Lines of the listing below that contain the string "screenshot" are to be returned.
[Opening Study material section]
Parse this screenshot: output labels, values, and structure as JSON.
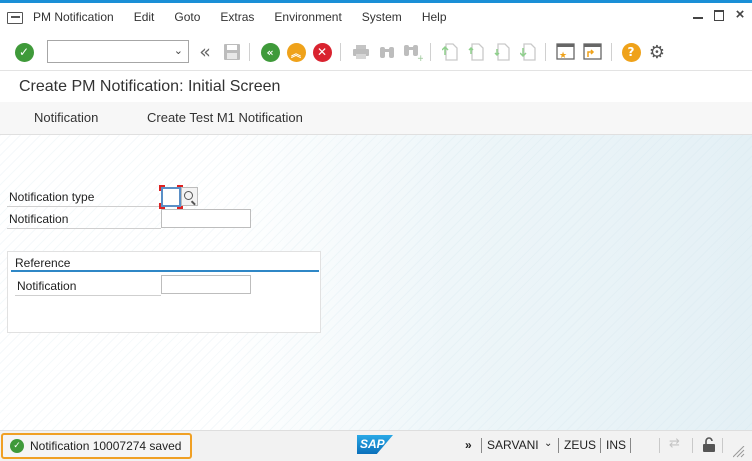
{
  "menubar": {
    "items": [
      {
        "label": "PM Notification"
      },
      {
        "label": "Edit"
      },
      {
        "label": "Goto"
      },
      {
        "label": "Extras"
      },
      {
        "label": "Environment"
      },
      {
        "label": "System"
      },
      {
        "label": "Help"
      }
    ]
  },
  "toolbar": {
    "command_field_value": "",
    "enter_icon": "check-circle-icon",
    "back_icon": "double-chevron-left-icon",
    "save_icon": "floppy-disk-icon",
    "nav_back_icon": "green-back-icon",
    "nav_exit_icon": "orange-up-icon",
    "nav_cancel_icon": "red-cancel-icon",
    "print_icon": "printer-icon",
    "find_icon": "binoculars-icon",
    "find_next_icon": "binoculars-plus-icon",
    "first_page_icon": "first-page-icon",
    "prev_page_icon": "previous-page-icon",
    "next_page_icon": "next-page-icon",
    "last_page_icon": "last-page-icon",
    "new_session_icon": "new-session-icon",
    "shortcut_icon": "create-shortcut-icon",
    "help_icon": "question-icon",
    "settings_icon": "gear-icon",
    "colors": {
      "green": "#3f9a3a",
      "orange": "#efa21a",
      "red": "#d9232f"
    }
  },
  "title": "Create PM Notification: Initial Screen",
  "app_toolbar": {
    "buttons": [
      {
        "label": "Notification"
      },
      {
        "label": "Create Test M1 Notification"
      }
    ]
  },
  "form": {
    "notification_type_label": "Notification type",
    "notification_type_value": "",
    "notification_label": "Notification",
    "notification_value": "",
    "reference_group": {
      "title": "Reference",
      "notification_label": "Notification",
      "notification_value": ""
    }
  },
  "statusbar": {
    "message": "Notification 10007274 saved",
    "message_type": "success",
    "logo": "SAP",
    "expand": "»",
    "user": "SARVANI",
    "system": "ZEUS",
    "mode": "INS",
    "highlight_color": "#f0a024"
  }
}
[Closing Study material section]
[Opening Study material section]
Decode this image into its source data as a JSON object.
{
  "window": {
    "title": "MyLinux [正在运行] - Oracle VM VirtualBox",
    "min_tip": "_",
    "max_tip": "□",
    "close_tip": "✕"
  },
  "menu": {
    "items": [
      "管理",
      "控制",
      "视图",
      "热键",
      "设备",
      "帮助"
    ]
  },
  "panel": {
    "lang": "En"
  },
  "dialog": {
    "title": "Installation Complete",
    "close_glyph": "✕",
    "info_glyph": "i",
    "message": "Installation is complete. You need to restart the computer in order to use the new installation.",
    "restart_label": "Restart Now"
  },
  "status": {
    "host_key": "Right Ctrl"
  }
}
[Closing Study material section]
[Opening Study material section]
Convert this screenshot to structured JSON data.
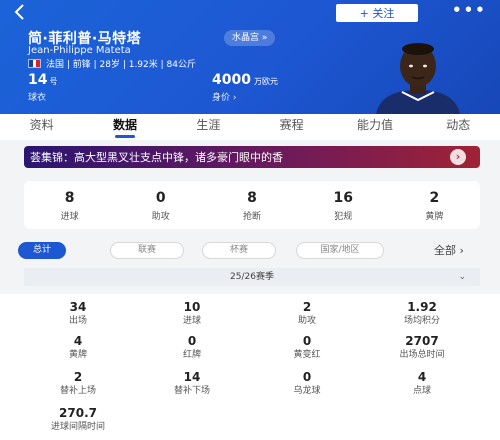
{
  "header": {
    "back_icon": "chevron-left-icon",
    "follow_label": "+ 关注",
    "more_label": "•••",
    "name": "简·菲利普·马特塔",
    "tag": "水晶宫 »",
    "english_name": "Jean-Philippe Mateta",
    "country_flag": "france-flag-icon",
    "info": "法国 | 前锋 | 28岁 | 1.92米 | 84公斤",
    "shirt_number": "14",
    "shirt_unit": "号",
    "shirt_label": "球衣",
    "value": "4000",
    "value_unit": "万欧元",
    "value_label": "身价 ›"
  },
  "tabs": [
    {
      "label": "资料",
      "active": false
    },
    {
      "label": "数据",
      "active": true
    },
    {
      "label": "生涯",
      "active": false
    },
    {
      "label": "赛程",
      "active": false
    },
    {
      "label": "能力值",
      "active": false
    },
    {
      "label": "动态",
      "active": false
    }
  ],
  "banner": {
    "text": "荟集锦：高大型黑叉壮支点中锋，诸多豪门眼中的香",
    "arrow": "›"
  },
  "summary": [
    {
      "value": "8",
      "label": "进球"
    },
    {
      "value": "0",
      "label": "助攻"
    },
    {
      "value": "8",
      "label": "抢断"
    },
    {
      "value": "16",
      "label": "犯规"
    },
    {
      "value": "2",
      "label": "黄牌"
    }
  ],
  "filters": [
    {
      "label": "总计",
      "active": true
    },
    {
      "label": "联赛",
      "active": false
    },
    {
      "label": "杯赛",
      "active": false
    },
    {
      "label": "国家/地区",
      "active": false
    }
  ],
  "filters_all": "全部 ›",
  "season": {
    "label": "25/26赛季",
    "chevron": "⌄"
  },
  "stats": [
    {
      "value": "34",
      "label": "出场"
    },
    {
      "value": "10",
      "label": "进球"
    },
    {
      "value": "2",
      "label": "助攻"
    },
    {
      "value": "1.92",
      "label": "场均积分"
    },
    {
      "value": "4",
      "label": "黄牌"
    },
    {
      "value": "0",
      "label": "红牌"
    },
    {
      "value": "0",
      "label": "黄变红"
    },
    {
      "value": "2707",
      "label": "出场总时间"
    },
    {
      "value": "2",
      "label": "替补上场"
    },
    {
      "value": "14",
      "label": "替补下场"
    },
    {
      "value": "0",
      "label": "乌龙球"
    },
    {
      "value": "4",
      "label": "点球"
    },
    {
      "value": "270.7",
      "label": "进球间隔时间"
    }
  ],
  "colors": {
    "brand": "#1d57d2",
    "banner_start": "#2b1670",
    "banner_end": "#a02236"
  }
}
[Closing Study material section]
• [Result]:
Parse this screenshot: output labels, values, and structure as JSON.
Convert this screenshot to structured JSON data.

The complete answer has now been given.